* Assigned task
Output the records exactly, and drop each picture.

* Source material
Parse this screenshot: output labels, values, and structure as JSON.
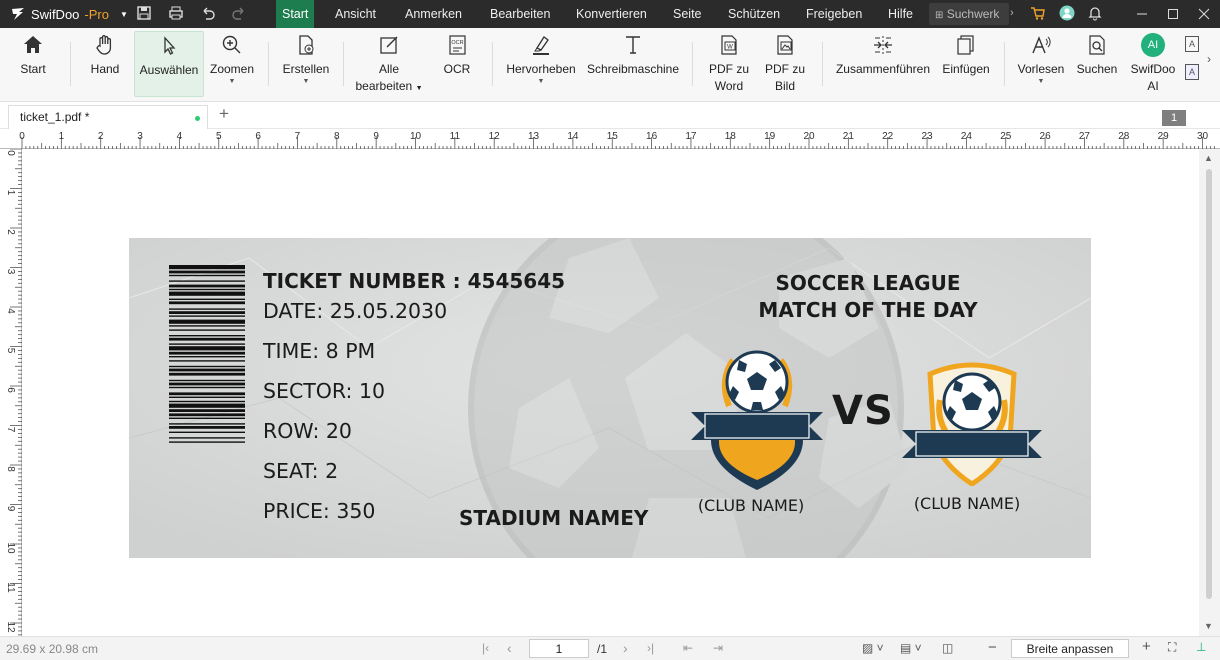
{
  "app": {
    "name": "SwifDoo",
    "edition": "-Pro"
  },
  "menu": {
    "items": [
      {
        "label": "Start",
        "active": true
      },
      {
        "label": "Ansicht"
      },
      {
        "label": "Anmerken"
      },
      {
        "label": "Bearbeiten"
      },
      {
        "label": "Konvertieren"
      },
      {
        "label": "Seite"
      },
      {
        "label": "Schützen"
      },
      {
        "label": "Freigeben"
      },
      {
        "label": "Hilfe"
      }
    ],
    "search_placeholder": "Suchwerk"
  },
  "ribbon": {
    "buttons": [
      {
        "line1": "Start",
        "icon": "home-icon"
      },
      {
        "line1": "Hand",
        "icon": "hand-icon"
      },
      {
        "line1": "Auswählen",
        "icon": "cursor-icon",
        "selected": true
      },
      {
        "line1": "Zoomen",
        "icon": "zoom-icon",
        "dropdown": true
      },
      {
        "line1": "Erstellen",
        "icon": "create-icon",
        "dropdown": true
      },
      {
        "line1": "Alle",
        "line2": "bearbeiten",
        "icon": "edit-all-icon",
        "dropdown": true
      },
      {
        "line1": "OCR",
        "icon": "ocr-icon"
      },
      {
        "line1": "Hervorheben",
        "icon": "highlight-icon",
        "dropdown": true
      },
      {
        "line1": "Schreibmaschine",
        "icon": "typewriter-icon"
      },
      {
        "line1": "PDF zu",
        "line2": "Word",
        "icon": "pdf-to-word-icon"
      },
      {
        "line1": "PDF zu",
        "line2": "Bild",
        "icon": "pdf-to-image-icon"
      },
      {
        "line1": "Zusammenführen",
        "icon": "merge-icon"
      },
      {
        "line1": "Einfügen",
        "icon": "insert-icon"
      },
      {
        "line1": "Vorlesen",
        "icon": "read-aloud-icon",
        "dropdown": true
      },
      {
        "line1": "Suchen",
        "icon": "search-doc-icon"
      },
      {
        "line1": "SwifDoo",
        "line2": "AI",
        "icon": "ai-icon"
      }
    ],
    "ai_badge": "AI"
  },
  "tabs": {
    "document": "ticket_1.pdf *",
    "add": "+",
    "page_badge": "1"
  },
  "ruler": {
    "h_labels": [
      "0",
      "1",
      "2",
      "3",
      "4",
      "5",
      "6",
      "7",
      "8",
      "9",
      "10",
      "11",
      "12",
      "13",
      "14",
      "15",
      "16",
      "17",
      "18",
      "19",
      "20",
      "21",
      "22",
      "23",
      "24",
      "25",
      "26",
      "27",
      "28",
      "29",
      "30"
    ],
    "v_labels": [
      "0",
      "1",
      "2",
      "3",
      "4",
      "5",
      "6",
      "7",
      "8",
      "9",
      "10",
      "11",
      "12"
    ]
  },
  "ticket": {
    "number": "TICKET NUMBER : 4545645",
    "date": "DATE: 25.05.2030",
    "time": "TIME: 8 PM",
    "sector": "SECTOR: 10",
    "row": "ROW: 20",
    "seat": "SEAT: 2",
    "price": "PRICE: 350",
    "league_line1": "SOCCER LEAGUE",
    "league_line2": "MATCH OF THE DAY",
    "vs": "VS",
    "club1": "(CLUB NAME)",
    "club2": "(CLUB NAME)",
    "stadium": "STADIUM NAMEY"
  },
  "status": {
    "dimensions": "29.69 x 20.98 cm",
    "page_input": "1",
    "page_total": "/1",
    "zoom_mode": "Breite anpassen"
  },
  "colors": {
    "accent": "#1e7d4e",
    "titlebar": "#2b2b2b",
    "navy": "#1d3a52",
    "gold": "#f0a51e",
    "ticket_bg": "#d7d8d8"
  }
}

* Reply to the exercise
Parse this screenshot: output labels, values, and structure as JSON.
{
  "app": {
    "name": "SwifDoo",
    "edition": "-Pro"
  },
  "menu": {
    "items": [
      {
        "label": "Start",
        "active": true
      },
      {
        "label": "Ansicht"
      },
      {
        "label": "Anmerken"
      },
      {
        "label": "Bearbeiten"
      },
      {
        "label": "Konvertieren"
      },
      {
        "label": "Seite"
      },
      {
        "label": "Schützen"
      },
      {
        "label": "Freigeben"
      },
      {
        "label": "Hilfe"
      }
    ],
    "search_placeholder": "Suchwerk"
  },
  "ribbon": {
    "buttons": [
      {
        "line1": "Start",
        "icon": "home-icon"
      },
      {
        "line1": "Hand",
        "icon": "hand-icon"
      },
      {
        "line1": "Auswählen",
        "icon": "cursor-icon",
        "selected": true
      },
      {
        "line1": "Zoomen",
        "icon": "zoom-icon",
        "dropdown": true
      },
      {
        "line1": "Erstellen",
        "icon": "create-icon",
        "dropdown": true
      },
      {
        "line1": "Alle",
        "line2": "bearbeiten",
        "icon": "edit-all-icon",
        "dropdown": true
      },
      {
        "line1": "OCR",
        "icon": "ocr-icon"
      },
      {
        "line1": "Hervorheben",
        "icon": "highlight-icon",
        "dropdown": true
      },
      {
        "line1": "Schreibmaschine",
        "icon": "typewriter-icon"
      },
      {
        "line1": "PDF zu",
        "line2": "Word",
        "icon": "pdf-to-word-icon"
      },
      {
        "line1": "PDF zu",
        "line2": "Bild",
        "icon": "pdf-to-image-icon"
      },
      {
        "line1": "Zusammenführen",
        "icon": "merge-icon"
      },
      {
        "line1": "Einfügen",
        "icon": "insert-icon"
      },
      {
        "line1": "Vorlesen",
        "icon": "read-aloud-icon",
        "dropdown": true
      },
      {
        "line1": "Suchen",
        "icon": "search-doc-icon"
      },
      {
        "line1": "SwifDoo",
        "line2": "AI",
        "icon": "ai-icon"
      }
    ],
    "ai_badge": "AI"
  },
  "tabs": {
    "document": "ticket_1.pdf *",
    "add": "+",
    "page_badge": "1"
  },
  "ruler": {
    "h_labels": [
      "0",
      "1",
      "2",
      "3",
      "4",
      "5",
      "6",
      "7",
      "8",
      "9",
      "10",
      "11",
      "12",
      "13",
      "14",
      "15",
      "16",
      "17",
      "18",
      "19",
      "20",
      "21",
      "22",
      "23",
      "24",
      "25",
      "26",
      "27",
      "28",
      "29",
      "30"
    ],
    "v_labels": [
      "0",
      "1",
      "2",
      "3",
      "4",
      "5",
      "6",
      "7",
      "8",
      "9",
      "10",
      "11",
      "12"
    ]
  },
  "ticket": {
    "number": "TICKET NUMBER : 4545645",
    "date": "DATE: 25.05.2030",
    "time": "TIME: 8 PM",
    "sector": "SECTOR: 10",
    "row": "ROW: 20",
    "seat": "SEAT: 2",
    "price": "PRICE: 350",
    "league_line1": "SOCCER LEAGUE",
    "league_line2": "MATCH OF THE DAY",
    "vs": "VS",
    "club1": "(CLUB NAME)",
    "club2": "(CLUB NAME)",
    "stadium": "STADIUM NAMEY"
  },
  "status": {
    "dimensions": "29.69 x 20.98 cm",
    "page_input": "1",
    "page_total": "/1",
    "zoom_mode": "Breite anpassen"
  },
  "colors": {
    "accent": "#1e7d4e",
    "titlebar": "#2b2b2b",
    "navy": "#1d3a52",
    "gold": "#f0a51e",
    "ticket_bg": "#d7d8d8"
  }
}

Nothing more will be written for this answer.